But is this hot ticket needed now? The change in Punjab can happen with the snap of a finger, but one politician in Punjab who has his nose very close to the ground believes that the establishment has not indicated a change in its priority yet. Could Tareen then have escalated matters without any assurances of support? Probably not, says this politician who has served as a parliamentarian both in the national and provincial assemblies. However, he believes that the “system” has not generated any winks or nods that could start pushing many ruling party constituency politicians in Punjab under a new umbrella.
In other words, Tareen may have indicated he can bend Punjab, but he is not saying if he wants to break it. A warning shot? Those in the Red Zone who have the ability to connect dots are beginning to read the pattern: people in position of power are not happy with others in lesser position of power and are piling up the pressure. A thousand cuts can lead to severe injuries — and more.
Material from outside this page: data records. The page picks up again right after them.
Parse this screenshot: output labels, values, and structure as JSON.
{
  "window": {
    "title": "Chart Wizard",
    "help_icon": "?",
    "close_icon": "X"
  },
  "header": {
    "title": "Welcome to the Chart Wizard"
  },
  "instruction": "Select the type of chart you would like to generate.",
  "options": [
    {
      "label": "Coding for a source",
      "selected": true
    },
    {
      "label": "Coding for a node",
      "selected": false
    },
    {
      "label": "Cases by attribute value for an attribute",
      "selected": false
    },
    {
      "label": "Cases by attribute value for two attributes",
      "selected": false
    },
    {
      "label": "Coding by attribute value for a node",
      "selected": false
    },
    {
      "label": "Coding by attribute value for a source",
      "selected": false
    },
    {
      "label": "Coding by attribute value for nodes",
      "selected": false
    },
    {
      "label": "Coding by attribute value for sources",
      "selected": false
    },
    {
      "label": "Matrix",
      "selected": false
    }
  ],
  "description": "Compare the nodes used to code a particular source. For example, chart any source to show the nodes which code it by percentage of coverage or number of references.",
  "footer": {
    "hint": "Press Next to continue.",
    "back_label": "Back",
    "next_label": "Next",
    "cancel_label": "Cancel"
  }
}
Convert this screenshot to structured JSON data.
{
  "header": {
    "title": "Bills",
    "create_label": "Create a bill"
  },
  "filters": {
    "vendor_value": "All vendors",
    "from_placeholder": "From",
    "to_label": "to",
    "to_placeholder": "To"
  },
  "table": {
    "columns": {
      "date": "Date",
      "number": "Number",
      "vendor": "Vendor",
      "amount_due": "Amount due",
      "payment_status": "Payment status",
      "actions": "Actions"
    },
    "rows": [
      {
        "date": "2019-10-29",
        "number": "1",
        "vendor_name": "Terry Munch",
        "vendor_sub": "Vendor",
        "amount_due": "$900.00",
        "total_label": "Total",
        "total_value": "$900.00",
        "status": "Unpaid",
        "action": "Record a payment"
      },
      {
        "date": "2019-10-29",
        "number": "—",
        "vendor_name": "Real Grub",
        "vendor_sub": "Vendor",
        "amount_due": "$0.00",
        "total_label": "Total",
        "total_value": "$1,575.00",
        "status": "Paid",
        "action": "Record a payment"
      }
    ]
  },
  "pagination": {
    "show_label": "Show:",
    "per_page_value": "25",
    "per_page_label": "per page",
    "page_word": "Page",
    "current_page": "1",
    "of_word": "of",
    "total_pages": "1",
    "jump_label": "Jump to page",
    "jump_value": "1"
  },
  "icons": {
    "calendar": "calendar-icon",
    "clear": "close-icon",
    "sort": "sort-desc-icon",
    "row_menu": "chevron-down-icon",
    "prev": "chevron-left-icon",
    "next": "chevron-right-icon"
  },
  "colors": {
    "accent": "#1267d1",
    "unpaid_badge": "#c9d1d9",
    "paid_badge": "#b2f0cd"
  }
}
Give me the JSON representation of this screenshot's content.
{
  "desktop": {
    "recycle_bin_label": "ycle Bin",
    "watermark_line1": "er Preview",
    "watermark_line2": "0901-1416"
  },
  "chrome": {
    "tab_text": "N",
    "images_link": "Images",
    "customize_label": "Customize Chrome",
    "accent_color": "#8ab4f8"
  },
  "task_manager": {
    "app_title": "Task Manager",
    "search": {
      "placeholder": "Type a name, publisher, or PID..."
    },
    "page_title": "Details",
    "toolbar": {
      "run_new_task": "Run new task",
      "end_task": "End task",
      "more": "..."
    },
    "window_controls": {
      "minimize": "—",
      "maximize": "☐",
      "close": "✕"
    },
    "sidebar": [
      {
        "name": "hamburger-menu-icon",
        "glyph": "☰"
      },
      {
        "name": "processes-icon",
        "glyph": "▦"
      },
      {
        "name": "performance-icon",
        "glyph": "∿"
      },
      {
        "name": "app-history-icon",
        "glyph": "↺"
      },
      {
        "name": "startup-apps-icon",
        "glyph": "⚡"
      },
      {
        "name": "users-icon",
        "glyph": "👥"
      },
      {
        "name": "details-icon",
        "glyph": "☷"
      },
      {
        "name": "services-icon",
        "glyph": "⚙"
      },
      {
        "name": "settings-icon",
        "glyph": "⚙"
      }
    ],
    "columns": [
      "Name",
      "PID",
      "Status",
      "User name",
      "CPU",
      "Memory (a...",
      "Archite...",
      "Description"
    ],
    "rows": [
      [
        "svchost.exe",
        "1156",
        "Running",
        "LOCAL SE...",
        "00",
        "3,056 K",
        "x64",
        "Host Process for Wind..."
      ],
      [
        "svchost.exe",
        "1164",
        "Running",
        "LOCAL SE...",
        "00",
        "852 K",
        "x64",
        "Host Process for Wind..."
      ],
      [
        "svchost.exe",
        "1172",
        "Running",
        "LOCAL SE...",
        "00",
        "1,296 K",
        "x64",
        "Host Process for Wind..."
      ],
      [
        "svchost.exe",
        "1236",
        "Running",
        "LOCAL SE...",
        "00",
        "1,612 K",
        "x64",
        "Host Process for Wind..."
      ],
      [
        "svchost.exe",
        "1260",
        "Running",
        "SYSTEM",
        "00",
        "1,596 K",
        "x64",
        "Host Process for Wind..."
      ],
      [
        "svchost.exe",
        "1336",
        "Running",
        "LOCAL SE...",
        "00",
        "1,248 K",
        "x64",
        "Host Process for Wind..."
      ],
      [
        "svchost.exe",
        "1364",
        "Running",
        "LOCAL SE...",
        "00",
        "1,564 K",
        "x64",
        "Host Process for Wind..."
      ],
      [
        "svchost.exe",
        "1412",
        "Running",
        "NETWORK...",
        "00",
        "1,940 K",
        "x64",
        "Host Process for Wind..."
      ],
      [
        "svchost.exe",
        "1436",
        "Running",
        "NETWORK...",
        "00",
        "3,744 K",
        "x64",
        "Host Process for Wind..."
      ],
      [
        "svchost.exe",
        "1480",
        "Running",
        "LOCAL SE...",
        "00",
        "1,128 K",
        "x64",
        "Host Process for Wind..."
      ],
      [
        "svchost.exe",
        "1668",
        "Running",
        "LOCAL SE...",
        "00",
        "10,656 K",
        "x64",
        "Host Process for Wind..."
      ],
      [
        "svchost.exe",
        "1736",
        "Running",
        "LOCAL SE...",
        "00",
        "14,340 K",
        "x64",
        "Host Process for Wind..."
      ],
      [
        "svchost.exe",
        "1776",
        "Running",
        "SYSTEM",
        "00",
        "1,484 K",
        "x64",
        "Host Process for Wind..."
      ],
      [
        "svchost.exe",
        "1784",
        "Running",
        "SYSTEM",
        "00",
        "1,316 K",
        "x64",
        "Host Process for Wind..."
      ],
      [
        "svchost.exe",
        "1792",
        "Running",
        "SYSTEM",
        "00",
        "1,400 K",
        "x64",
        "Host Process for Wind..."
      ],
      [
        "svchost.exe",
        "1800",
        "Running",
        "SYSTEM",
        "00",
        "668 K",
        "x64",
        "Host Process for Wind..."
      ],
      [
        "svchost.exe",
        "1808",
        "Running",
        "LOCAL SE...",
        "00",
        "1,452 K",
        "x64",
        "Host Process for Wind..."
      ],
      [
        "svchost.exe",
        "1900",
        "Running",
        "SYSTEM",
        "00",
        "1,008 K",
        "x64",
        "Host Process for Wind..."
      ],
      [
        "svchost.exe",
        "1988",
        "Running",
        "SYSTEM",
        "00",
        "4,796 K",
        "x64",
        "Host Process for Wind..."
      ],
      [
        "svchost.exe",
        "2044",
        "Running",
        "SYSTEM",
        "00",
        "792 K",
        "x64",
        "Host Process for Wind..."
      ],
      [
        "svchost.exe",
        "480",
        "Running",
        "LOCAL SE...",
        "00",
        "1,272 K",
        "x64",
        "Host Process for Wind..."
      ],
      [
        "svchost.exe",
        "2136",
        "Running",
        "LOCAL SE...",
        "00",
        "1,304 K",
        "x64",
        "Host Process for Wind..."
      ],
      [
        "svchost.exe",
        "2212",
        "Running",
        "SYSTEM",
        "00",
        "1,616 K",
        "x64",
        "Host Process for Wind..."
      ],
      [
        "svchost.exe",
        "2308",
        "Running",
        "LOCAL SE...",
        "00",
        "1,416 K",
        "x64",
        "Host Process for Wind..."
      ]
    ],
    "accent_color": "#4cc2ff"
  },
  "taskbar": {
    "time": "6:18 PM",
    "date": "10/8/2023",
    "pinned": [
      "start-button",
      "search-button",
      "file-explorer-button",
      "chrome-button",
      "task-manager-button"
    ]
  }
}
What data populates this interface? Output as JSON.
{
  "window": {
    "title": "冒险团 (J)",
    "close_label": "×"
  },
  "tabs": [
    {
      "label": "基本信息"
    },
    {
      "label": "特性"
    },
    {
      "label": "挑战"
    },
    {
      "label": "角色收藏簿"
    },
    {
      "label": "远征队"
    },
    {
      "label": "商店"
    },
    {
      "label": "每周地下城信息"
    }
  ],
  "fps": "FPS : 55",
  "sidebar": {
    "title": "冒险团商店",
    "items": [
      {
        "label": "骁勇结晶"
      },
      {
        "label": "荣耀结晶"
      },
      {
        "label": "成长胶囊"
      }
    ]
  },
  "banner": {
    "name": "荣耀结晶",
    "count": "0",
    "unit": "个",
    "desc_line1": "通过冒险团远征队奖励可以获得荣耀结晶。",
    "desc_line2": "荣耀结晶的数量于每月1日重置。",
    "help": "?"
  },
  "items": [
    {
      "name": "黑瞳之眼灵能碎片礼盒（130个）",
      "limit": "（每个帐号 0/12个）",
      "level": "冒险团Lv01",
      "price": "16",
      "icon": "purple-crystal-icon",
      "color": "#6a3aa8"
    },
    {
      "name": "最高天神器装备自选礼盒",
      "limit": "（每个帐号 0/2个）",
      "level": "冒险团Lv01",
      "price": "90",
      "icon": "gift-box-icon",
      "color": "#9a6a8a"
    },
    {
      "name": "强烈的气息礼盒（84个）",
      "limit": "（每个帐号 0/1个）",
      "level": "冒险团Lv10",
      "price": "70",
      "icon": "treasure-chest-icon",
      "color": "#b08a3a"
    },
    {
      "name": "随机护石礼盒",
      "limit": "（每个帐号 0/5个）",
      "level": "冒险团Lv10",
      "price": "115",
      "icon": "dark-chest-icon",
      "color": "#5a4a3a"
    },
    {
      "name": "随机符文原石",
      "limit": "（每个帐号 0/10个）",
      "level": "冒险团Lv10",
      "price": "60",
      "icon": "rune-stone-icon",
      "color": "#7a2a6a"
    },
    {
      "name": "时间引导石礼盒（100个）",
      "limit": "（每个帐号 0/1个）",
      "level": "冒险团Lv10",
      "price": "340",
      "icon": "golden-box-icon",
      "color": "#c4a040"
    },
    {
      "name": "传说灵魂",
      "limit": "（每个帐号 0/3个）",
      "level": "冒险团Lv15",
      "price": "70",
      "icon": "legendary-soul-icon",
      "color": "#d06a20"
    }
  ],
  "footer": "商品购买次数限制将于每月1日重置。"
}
Which is why the PTI government is limping across the Rawalpindi Ring Road instead of driving on it at cruise control. The last thing a government with insecurity and performance anxiety needs is a mega scandal. Could PTI think it could be an exception to the rule of governance in Pakistan? The only thing that smells worse than the Ring Road scandal is the bumbling manner in which the government is handling it.
Zulfi Bokhari’s unceremonious sacking can cut both ways. The government is spinning it as an evidence of accountability, but there are whispers inside the Red Zone that his departure may have many more reasons. This does not inspire too much confidence in the workings inside the inner sanctum of Camelot given that Zulfi Bokhari was considered the closest among the close advisers and friends of the prime minister. What did he do to earn the ire of his boss? All that the Red Zone insiders say at this point is that tension had been building up for weeks.
Pakistani politics is evolving back into a familiar pattern. Shehbaz Sharif is stitching up differences and slowly building a coalition of the willing. He will create space for his party, and the opposition, at the PTI’s expense. Jehangir Tareen will flex his muscles through his two blocs and keep saying “boo” to the PTI leadership while galvanising institutional support in his typical low-profile, high-impact way. Zulfi Bokhari may denote one of the thousand cuts on PTI’s body and enable the opposition to draw more blood from the Ring Road scandal. And yet, in this game of power, the fatal blow may have to wait.
The clouds are darkening yonder and the faint rumble of thunder is echoing across the distant horizon.
Published in Dawn, May 20th, 2021